▶ _YOUR INSTRUCTIONS_
Search the records below for the word "glyph" and show every line where it occurs.
----- DATA EXCERPTS
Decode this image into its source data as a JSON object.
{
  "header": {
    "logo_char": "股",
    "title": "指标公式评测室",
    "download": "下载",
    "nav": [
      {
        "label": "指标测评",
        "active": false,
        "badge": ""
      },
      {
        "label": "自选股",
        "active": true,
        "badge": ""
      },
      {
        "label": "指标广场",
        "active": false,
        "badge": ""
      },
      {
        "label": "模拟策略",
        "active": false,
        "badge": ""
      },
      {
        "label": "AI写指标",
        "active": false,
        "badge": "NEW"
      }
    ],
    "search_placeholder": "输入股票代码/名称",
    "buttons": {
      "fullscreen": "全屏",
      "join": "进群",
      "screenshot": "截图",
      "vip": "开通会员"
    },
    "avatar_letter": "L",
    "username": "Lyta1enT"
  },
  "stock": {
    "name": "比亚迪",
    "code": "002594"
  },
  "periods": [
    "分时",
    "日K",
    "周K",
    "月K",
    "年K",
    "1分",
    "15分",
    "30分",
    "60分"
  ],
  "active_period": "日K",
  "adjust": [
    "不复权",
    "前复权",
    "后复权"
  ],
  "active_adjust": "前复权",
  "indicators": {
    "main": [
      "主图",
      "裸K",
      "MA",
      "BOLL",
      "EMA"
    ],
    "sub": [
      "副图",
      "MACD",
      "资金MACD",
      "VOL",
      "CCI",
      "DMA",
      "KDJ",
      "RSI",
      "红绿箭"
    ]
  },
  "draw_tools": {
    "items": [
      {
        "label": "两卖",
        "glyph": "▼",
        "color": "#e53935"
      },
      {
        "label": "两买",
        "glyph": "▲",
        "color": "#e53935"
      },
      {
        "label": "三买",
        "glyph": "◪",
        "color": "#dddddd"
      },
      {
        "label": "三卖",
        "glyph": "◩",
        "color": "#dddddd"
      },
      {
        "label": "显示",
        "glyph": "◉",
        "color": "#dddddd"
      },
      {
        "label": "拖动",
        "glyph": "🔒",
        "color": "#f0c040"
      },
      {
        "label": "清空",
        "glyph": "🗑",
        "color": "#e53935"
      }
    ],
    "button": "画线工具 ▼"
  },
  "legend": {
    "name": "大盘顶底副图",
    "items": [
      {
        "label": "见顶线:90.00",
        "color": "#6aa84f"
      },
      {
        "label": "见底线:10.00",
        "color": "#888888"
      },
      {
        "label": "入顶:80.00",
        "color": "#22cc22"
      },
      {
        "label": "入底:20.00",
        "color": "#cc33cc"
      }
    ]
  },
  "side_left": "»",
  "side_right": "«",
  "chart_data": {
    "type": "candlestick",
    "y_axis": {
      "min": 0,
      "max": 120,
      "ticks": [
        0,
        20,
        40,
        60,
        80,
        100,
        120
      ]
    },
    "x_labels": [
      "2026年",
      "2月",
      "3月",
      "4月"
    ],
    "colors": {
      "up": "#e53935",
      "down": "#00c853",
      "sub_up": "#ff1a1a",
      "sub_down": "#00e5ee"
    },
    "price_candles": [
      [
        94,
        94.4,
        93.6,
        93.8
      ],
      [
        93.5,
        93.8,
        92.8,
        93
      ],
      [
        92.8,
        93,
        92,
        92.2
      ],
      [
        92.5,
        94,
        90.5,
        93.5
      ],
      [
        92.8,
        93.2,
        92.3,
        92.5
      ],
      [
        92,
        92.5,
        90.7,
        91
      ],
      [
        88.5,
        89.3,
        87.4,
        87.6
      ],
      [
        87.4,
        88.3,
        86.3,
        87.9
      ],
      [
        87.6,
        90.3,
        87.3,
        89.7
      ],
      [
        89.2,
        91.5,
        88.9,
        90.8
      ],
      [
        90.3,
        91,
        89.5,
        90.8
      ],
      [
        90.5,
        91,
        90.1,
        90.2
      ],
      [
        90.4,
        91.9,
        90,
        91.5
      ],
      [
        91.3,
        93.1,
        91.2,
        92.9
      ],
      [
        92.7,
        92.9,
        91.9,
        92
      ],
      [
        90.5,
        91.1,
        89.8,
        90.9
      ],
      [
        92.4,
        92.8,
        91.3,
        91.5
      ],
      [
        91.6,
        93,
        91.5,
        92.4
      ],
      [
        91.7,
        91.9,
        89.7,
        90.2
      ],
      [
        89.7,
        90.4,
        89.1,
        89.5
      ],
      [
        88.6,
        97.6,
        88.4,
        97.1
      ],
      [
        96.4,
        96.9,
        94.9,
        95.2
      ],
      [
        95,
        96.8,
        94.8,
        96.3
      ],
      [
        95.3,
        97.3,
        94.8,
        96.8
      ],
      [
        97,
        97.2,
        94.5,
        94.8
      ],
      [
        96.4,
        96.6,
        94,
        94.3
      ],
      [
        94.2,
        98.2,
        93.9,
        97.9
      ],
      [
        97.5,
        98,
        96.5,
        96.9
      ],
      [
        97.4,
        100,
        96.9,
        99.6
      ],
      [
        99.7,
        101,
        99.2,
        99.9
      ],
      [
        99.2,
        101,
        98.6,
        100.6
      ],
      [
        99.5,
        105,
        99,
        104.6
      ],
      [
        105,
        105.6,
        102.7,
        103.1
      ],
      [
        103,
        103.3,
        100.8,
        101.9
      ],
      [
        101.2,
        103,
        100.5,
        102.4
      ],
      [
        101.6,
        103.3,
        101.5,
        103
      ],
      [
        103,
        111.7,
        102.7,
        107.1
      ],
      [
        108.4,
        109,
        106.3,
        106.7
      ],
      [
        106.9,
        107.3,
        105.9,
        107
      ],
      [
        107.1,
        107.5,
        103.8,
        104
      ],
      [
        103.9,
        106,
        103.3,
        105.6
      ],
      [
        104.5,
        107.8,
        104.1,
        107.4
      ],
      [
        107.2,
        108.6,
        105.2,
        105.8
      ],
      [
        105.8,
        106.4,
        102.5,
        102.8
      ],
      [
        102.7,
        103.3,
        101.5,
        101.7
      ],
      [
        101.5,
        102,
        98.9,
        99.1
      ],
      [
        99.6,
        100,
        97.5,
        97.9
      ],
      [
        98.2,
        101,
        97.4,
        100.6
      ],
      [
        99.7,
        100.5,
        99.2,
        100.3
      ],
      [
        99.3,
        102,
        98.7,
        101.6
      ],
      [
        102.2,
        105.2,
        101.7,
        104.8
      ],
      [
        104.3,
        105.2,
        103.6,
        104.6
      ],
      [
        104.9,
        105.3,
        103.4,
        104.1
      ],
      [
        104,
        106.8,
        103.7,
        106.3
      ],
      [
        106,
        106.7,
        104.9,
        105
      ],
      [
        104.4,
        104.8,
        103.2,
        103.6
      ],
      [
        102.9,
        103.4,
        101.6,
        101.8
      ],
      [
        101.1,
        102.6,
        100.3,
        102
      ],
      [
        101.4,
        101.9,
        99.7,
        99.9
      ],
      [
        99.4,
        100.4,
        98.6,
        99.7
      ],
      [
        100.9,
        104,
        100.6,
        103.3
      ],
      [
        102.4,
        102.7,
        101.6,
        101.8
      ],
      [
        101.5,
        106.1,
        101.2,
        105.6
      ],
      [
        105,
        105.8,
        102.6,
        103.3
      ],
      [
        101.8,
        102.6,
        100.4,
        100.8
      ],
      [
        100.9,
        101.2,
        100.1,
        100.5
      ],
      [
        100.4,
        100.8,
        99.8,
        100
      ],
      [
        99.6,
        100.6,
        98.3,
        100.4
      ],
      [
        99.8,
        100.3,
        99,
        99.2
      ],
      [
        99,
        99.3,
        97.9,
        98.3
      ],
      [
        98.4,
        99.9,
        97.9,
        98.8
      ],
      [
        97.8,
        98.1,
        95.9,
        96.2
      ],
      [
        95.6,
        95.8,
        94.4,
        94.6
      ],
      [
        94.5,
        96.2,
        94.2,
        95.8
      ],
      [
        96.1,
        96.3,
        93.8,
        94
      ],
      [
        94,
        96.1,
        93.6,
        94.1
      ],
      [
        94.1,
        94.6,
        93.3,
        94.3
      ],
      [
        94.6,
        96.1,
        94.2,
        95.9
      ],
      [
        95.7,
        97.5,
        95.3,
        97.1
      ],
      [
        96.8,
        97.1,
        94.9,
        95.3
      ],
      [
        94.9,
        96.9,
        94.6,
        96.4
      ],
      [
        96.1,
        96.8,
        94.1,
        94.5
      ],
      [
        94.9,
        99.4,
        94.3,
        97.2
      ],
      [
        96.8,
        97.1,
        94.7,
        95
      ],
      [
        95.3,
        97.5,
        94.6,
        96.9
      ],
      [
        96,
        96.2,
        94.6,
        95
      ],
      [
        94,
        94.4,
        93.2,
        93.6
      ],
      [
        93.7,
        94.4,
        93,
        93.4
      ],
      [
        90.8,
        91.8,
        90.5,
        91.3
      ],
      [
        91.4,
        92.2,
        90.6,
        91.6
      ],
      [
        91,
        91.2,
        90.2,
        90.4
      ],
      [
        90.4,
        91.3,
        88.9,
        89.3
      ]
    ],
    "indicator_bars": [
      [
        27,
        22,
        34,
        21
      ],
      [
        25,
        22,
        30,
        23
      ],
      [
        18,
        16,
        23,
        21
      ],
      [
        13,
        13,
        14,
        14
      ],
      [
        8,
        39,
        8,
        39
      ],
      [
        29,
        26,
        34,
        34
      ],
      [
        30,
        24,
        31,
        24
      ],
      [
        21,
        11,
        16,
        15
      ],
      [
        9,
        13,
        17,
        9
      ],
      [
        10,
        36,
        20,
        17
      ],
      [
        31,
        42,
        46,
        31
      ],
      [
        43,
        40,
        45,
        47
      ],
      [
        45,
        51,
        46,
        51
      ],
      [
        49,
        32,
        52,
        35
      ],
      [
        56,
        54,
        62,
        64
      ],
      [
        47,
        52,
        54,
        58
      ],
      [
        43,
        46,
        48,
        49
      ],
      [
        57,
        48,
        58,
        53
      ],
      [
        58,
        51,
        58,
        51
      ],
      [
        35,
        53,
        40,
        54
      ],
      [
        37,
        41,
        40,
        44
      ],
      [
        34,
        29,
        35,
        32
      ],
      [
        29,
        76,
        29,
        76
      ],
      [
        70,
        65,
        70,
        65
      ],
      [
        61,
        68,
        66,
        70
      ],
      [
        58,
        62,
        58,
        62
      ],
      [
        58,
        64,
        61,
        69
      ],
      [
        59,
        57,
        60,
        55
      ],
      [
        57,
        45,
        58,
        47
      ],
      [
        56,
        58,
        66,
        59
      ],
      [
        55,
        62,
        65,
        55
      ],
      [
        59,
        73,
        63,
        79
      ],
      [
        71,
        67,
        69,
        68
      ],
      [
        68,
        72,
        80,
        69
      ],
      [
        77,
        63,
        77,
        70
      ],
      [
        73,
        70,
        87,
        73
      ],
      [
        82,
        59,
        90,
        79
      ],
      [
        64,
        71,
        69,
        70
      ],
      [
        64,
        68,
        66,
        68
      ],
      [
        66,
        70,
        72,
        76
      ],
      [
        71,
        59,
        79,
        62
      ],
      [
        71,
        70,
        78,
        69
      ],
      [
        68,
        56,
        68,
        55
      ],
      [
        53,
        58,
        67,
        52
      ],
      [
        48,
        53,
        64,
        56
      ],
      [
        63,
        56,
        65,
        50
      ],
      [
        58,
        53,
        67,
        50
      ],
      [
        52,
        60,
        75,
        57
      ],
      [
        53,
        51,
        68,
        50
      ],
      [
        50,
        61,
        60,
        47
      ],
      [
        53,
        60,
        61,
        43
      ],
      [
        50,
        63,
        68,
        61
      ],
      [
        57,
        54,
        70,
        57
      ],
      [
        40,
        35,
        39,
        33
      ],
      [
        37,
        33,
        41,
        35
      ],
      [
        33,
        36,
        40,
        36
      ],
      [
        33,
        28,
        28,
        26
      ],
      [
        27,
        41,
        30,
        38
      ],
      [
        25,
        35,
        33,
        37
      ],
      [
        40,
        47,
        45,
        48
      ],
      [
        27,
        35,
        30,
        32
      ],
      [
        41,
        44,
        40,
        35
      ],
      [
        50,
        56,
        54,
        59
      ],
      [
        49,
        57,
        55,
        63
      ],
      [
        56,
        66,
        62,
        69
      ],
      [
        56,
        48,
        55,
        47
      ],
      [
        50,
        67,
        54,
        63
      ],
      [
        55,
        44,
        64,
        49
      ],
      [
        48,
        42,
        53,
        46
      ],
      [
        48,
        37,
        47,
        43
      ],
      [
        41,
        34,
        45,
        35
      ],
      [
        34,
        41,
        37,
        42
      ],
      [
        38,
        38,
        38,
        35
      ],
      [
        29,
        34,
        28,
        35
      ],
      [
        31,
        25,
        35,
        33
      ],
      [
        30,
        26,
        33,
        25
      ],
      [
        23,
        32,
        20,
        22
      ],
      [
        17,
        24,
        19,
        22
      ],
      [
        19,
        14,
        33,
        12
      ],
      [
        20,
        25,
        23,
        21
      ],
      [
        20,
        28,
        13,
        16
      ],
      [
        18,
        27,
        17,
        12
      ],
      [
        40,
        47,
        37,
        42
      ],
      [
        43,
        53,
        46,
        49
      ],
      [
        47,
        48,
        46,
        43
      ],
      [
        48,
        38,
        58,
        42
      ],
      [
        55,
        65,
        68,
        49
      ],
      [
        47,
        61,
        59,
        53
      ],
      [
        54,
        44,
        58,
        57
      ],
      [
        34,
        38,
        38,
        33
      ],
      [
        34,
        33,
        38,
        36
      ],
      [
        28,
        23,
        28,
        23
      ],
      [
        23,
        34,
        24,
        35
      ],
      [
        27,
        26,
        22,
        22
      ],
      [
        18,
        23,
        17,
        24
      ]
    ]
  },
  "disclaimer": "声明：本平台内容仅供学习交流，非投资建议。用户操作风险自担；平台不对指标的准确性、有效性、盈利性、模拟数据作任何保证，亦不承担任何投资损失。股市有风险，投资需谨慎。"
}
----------
▶ _OUTPUT OF THE EXERCISE_
        "glyph": "▼",
        "glyph": "▲",
        "glyph": "◪",
        "glyph": "◩",
        "glyph": "◉",
        "glyph": "🔒",
        "glyph": "🗑",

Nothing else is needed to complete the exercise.